:: Exercise requirements ::
Every single entry should be printed exactly.

(Component data from apps and pages)
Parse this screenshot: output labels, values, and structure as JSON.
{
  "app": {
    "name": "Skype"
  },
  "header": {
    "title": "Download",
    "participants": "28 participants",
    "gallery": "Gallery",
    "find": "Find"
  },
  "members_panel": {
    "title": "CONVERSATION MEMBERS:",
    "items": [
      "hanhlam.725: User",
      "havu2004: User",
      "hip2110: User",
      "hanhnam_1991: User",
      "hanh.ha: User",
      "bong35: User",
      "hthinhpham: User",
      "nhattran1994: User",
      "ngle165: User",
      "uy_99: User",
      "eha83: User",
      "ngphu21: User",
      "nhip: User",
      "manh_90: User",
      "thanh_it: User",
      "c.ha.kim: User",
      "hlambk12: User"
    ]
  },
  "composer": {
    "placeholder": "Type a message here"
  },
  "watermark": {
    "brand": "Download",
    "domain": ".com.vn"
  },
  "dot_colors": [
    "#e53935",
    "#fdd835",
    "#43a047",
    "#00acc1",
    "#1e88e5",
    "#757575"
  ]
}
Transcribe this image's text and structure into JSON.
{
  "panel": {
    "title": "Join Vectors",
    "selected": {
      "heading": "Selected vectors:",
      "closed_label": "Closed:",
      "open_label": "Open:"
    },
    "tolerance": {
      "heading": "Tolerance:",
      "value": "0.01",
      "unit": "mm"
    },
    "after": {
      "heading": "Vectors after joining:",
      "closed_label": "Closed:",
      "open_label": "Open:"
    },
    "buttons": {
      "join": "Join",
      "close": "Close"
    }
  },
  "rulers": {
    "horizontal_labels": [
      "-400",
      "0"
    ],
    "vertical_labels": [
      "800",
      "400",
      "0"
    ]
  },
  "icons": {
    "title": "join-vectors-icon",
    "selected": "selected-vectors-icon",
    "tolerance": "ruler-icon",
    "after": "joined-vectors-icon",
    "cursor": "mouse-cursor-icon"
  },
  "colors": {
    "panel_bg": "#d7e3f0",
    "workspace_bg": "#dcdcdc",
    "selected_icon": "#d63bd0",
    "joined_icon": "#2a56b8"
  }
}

:: Problem solution ::
Parse this screenshot: output labels, values, and structure as JSON.
{
  "app": {
    "name": "Skype"
  },
  "header": {
    "title": "Download",
    "participants": "28 participants",
    "gallery": "Gallery",
    "find": "Find"
  },
  "members_panel": {
    "title": "CONVERSATION MEMBERS:",
    "items": [
      "hanhlam.725: User",
      "havu2004: User",
      "hip2110: User",
      "hanhnam_1991: User",
      "hanh.ha: User",
      "bong35: User",
      "hthinhpham: User",
      "nhattran1994: User",
      "ngle165: User",
      "uy_99: User",
      "eha83: User",
      "ngphu21: User",
      "nhip: User",
      "manh_90: User",
      "thanh_it: User",
      "c.ha.kim: User",
      "hlambk12: User"
    ]
  },
  "composer": {
    "placeholder": "Type a message here"
  },
  "watermark": {
    "brand": "Download",
    "domain": ".com.vn"
  },
  "dot_colors": [
    "#e53935",
    "#fdd835",
    "#43a047",
    "#00acc1",
    "#1e88e5",
    "#757575"
  ]
}
Transcribe this image's text and structure into JSON.
{
  "panel": {
    "title": "Join Vectors",
    "selected": {
      "heading": "Selected vectors:",
      "closed_label": "Closed:",
      "open_label": "Open:"
    },
    "tolerance": {
      "heading": "Tolerance:",
      "value": "0.01",
      "unit": "mm"
    },
    "after": {
      "heading": "Vectors after joining:",
      "closed_label": "Closed:",
      "open_label": "Open:"
    },
    "buttons": {
      "join": "Join",
      "close": "Close"
    }
  },
  "rulers": {
    "horizontal_labels": [
      "-400",
      "0"
    ],
    "vertical_labels": [
      "800",
      "400",
      "0"
    ]
  },
  "icons": {
    "title": "join-vectors-icon",
    "selected": "selected-vectors-icon",
    "tolerance": "ruler-icon",
    "after": "joined-vectors-icon",
    "cursor": "mouse-cursor-icon"
  },
  "colors": {
    "panel_bg": "#d7e3f0",
    "workspace_bg": "#dcdcdc",
    "selected_icon": "#d63bd0",
    "joined_icon": "#2a56b8"
  }
}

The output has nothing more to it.